The Pectus Up is introduced at the European Congress in Paris after five years of experience
Ventura Medical Technologies’ team joined Parc Taulí Hospital of Sabadell in the 19th European Pediatric Surgeons’ Association Congress that was held last June in Paris (France). In the congress, the comparative results between the innovative Pectus Up technique and the Nuss method, both used for the treatment of the Pectus Excavatum, were introduced.
Dr. Josué Eduardo Betancourth-Alvarenga, associate of the Pediatric Surgery Service of the Hospital Taulí, was in charge of presenting five years of experience with the Pectus Up. The study included data on the first patients operated on in the clinical trial, started in 2012, up to the last, intervened in 2016. Through all these years, the minimally invasive Pectus Up surgical technique, as well as the implant itself, have undergone different evolutions to improve the results and thus avoid any recurrence that could arise in its initial development stages.

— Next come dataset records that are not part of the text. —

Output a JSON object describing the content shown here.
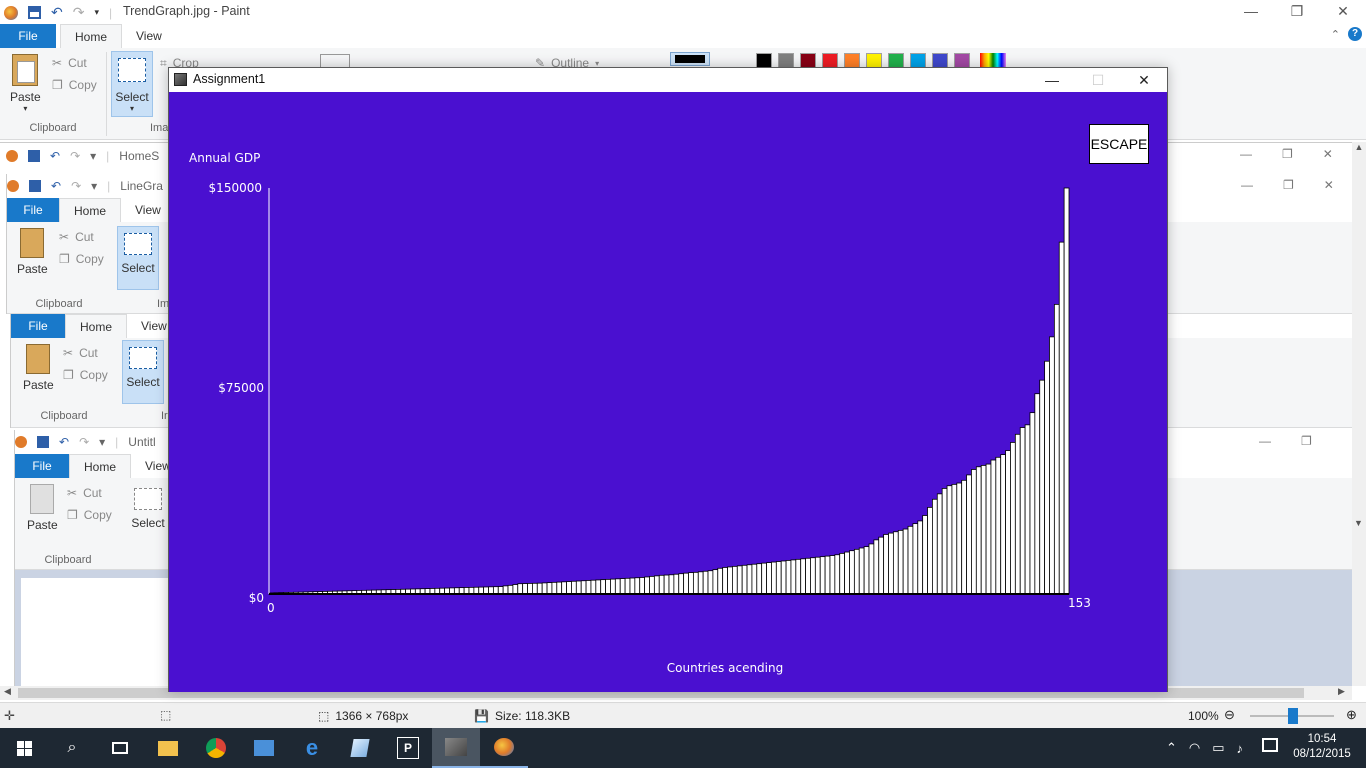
{
  "paint": {
    "title": "TrendGraph.jpg - Paint",
    "tabs": {
      "file": "File",
      "home": "Home",
      "view": "View"
    },
    "clipboard": {
      "paste": "Paste",
      "cut": "Cut",
      "copy": "Copy",
      "group": "Clipboard"
    },
    "image": {
      "select": "Select",
      "crop": "Crop",
      "group_partial": "Ima"
    },
    "shapes": {
      "outline": "Outline"
    },
    "colors": [
      "#000000",
      "#7f7f7f",
      "#880015",
      "#ed1c24",
      "#ff7f27",
      "#fff200",
      "#22b14c",
      "#00a2e8",
      "#3f48cc",
      "#a349a4"
    ]
  },
  "bg_windows": [
    {
      "title": "HomeS",
      "tabs": [
        "File",
        "Home",
        "View"
      ]
    },
    {
      "title": "LineGra",
      "tabs": [
        "File",
        "Home",
        "View"
      ],
      "clipboard": {
        "paste": "Paste",
        "cut": "Cut",
        "copy": "Copy",
        "group": "Clipboard"
      },
      "select": "Select",
      "ima": "Im"
    },
    {
      "title": "",
      "tabs": [
        "File",
        "Home",
        "View"
      ],
      "clipboard": {
        "paste": "Paste",
        "cut": "Cut",
        "copy": "Copy",
        "group": "Clipboard"
      },
      "select": "Select",
      "ima": "Ir"
    },
    {
      "title": "Untitl",
      "tabs": [
        "File",
        "Home",
        "View"
      ],
      "clipboard": {
        "paste": "Paste",
        "cut": "Cut",
        "copy": "Copy",
        "group": "Clipboard"
      },
      "select": "Select"
    }
  ],
  "app": {
    "title": "Assignment1",
    "escape_label": "ESCAPE",
    "bg_color": "#4a10d0"
  },
  "chart_data": {
    "type": "bar",
    "title": "",
    "ylabel": "Annual GDP",
    "xlabel": "Countries acending",
    "ylim": [
      0,
      150000
    ],
    "yticks": [
      "$150000",
      "$75000",
      "$0"
    ],
    "xticks": [
      "0",
      "153"
    ],
    "n_bars": 153,
    "values": [
      400,
      450,
      500,
      550,
      600,
      650,
      700,
      750,
      800,
      850,
      900,
      950,
      1000,
      1050,
      1100,
      1150,
      1200,
      1250,
      1300,
      1350,
      1400,
      1450,
      1500,
      1550,
      1600,
      1650,
      1700,
      1750,
      1800,
      1850,
      1900,
      1950,
      2000,
      2050,
      2100,
      2150,
      2200,
      2250,
      2300,
      2350,
      2400,
      2450,
      2500,
      2550,
      2600,
      2650,
      2700,
      2750,
      3000,
      3200,
      3500,
      3800,
      3850,
      3900,
      3950,
      4000,
      4100,
      4200,
      4300,
      4400,
      4500,
      4600,
      4700,
      4800,
      4900,
      5000,
      5100,
      5200,
      5300,
      5400,
      5500,
      5600,
      5700,
      5800,
      5900,
      6000,
      6100,
      6300,
      6500,
      6700,
      6900,
      7000,
      7100,
      7300,
      7500,
      7700,
      7900,
      8000,
      8200,
      8400,
      8600,
      9000,
      9500,
      9800,
      10000,
      10200,
      10400,
      10600,
      10800,
      11000,
      11200,
      11400,
      11600,
      11800,
      12000,
      12200,
      12400,
      12600,
      12800,
      13000,
      13200,
      13400,
      13600,
      13800,
      14000,
      14200,
      14500,
      15000,
      15500,
      16000,
      16500,
      17000,
      17500,
      18500,
      20000,
      21000,
      22000,
      22500,
      23000,
      23500,
      24000,
      25000,
      26000,
      27000,
      29000,
      32000,
      35000,
      37000,
      39000,
      40000,
      40500,
      41000,
      42000,
      44000,
      46000,
      47000,
      47500,
      48000,
      49500,
      50500,
      51500,
      53000,
      56000,
      59000,
      61500,
      62500,
      67000,
      74000,
      79000,
      86000,
      95000,
      107000,
      130000,
      150000
    ],
    "bar_color": "#ffffff"
  },
  "status": {
    "dimensions": "1366 × 768px",
    "size": "Size: 118.3KB",
    "zoom": "100%"
  },
  "taskbar": {
    "time": "10:54",
    "date": "08/12/2015"
  }
}
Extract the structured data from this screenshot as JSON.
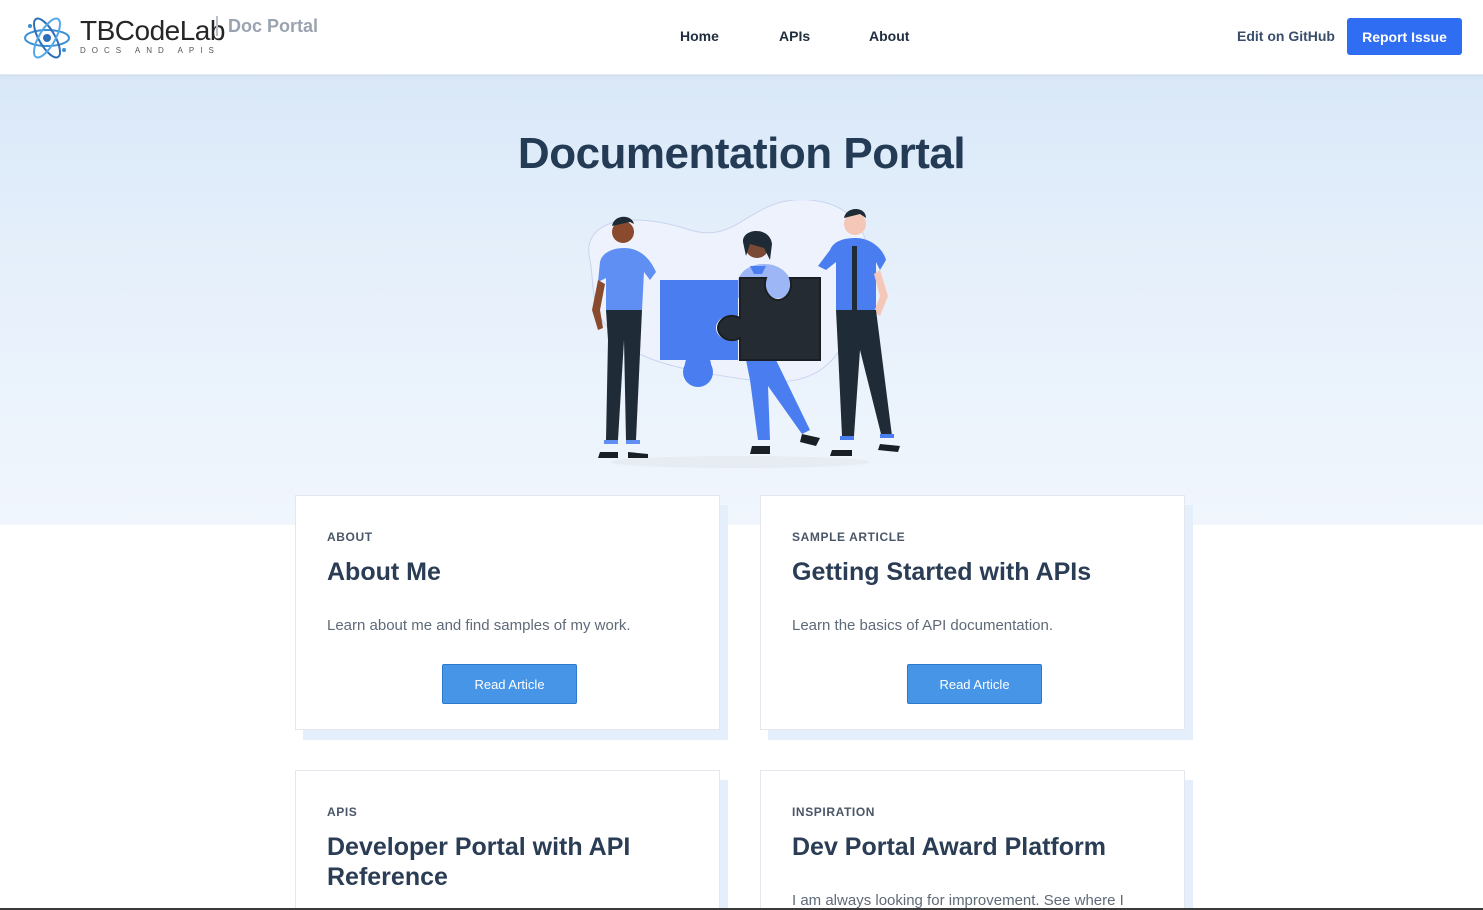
{
  "header": {
    "logo_name": "TBCodeLab",
    "logo_tagline": "DOCS AND APIS",
    "portal_name": "Doc Portal",
    "nav": [
      {
        "label": "Home"
      },
      {
        "label": "APIs"
      },
      {
        "label": "About"
      }
    ],
    "edit_link": "Edit on GitHub",
    "report_button": "Report Issue"
  },
  "hero": {
    "title": "Documentation Portal"
  },
  "cards": [
    {
      "eyebrow": "ABOUT",
      "title": "About Me",
      "description": "Learn about me and find samples of my work.",
      "button": "Read Article"
    },
    {
      "eyebrow": "SAMPLE ARTICLE",
      "title": "Getting Started with APIs",
      "description": "Learn the basics of API documentation.",
      "button": "Read Article"
    },
    {
      "eyebrow": "APIS",
      "title": "Developer Portal with API Reference",
      "description": ""
    },
    {
      "eyebrow": "INSPIRATION",
      "title": "Dev Portal Award Platform",
      "description": "I am always looking for improvement. See where I"
    }
  ],
  "colors": {
    "primary_button": "#2f6df2",
    "card_button": "#4795e6",
    "heading": "#243b55",
    "hero_bg": "#e6f0fb"
  }
}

The study concluded that the Pectus Up, despite being a recently developed technique, represents a safe and effective treatment for patients affected by Pectus Excavatum, with similar results to the use of a method with over 20 years of evolution, as is Nuss’s, but with remarkable advantages over the latter.
Pectus Up reduces the time in the operating room, postoperative pain and hospital stay, but the main advantage of the technique lies in the fact that it is extrathoracic, therefore it does not invade the mediastinum or the pleural cavity, thus reducing the risk of damaging the vital organs of the thorax; in short, a good alternative in the fixing of the Pectus Excavatum.
During the congress, Pectus Up results were also presented when used as a hybrid technique in minimally invasive interventions for patients with a severe Pectus Excavatum index (Haller Index). In this case, the bottom line is that as a result of the experience gained in Hospital Taulí, the Pectus Up is also considered a safe and reproducible procedure to reduce the potential life-threatening risks for the patient, when used as a complement to other surgical techniques.